TRY IT: The data below must be copied in full and without any change.

RECORDS PROVIDED:

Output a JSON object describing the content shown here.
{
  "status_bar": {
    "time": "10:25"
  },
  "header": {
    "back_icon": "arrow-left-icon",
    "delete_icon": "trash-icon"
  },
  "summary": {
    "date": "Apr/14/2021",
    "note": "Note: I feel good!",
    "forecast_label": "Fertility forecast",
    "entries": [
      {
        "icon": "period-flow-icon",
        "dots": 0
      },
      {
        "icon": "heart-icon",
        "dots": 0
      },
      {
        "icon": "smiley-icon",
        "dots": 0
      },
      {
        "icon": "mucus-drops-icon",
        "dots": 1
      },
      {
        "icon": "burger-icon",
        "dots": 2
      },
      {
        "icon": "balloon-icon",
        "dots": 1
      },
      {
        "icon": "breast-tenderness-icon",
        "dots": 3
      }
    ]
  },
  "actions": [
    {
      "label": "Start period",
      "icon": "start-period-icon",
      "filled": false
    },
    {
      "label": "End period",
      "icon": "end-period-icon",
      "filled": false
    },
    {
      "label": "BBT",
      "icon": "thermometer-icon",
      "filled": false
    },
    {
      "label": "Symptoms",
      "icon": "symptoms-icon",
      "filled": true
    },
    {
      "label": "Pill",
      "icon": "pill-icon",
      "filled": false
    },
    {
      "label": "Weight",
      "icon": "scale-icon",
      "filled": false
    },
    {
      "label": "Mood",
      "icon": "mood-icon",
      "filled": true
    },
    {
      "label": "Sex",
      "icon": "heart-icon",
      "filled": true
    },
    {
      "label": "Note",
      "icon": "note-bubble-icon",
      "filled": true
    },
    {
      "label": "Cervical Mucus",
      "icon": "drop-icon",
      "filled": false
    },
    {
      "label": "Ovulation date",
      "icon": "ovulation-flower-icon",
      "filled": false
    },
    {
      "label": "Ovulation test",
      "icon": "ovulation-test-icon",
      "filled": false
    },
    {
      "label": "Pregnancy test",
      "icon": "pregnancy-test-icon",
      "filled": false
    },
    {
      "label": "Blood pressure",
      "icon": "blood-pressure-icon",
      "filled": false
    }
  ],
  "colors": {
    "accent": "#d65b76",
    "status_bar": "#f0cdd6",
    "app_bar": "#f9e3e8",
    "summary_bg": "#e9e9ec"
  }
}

TASK OUTPUT:
Output a JSON object describing the content shown here.
{
  "status_bar": {
    "time": "10:25"
  },
  "header": {
    "back_icon": "arrow-left-icon",
    "delete_icon": "trash-icon"
  },
  "summary": {
    "date": "Apr/14/2021",
    "note": "Note: I feel good!",
    "forecast_label": "Fertility forecast",
    "entries": [
      {
        "icon": "period-flow-icon",
        "dots": 0
      },
      {
        "icon": "heart-icon",
        "dots": 0
      },
      {
        "icon": "smiley-icon",
        "dots": 0
      },
      {
        "icon": "mucus-drops-icon",
        "dots": 1
      },
      {
        "icon": "burger-icon",
        "dots": 2
      },
      {
        "icon": "balloon-icon",
        "dots": 1
      },
      {
        "icon": "breast-tenderness-icon",
        "dots": 3
      }
    ]
  },
  "actions": [
    {
      "label": "Start period",
      "icon": "start-period-icon",
      "filled": false
    },
    {
      "label": "End period",
      "icon": "end-period-icon",
      "filled": false
    },
    {
      "label": "BBT",
      "icon": "thermometer-icon",
      "filled": false
    },
    {
      "label": "Symptoms",
      "icon": "symptoms-icon",
      "filled": true
    },
    {
      "label": "Pill",
      "icon": "pill-icon",
      "filled": false
    },
    {
      "label": "Weight",
      "icon": "scale-icon",
      "filled": false
    },
    {
      "label": "Mood",
      "icon": "mood-icon",
      "filled": true
    },
    {
      "label": "Sex",
      "icon": "heart-icon",
      "filled": true
    },
    {
      "label": "Note",
      "icon": "note-bubble-icon",
      "filled": true
    },
    {
      "label": "Cervical Mucus",
      "icon": "drop-icon",
      "filled": false
    },
    {
      "label": "Ovulation date",
      "icon": "ovulation-flower-icon",
      "filled": false
    },
    {
      "label": "Ovulation test",
      "icon": "ovulation-test-icon",
      "filled": false
    },
    {
      "label": "Pregnancy test",
      "icon": "pregnancy-test-icon",
      "filled": false
    },
    {
      "label": "Blood pressure",
      "icon": "blood-pressure-icon",
      "filled": false
    }
  ],
  "colors": {
    "accent": "#d65b76",
    "status_bar": "#f0cdd6",
    "app_bar": "#f9e3e8",
    "summary_bg": "#e9e9ec"
  }
}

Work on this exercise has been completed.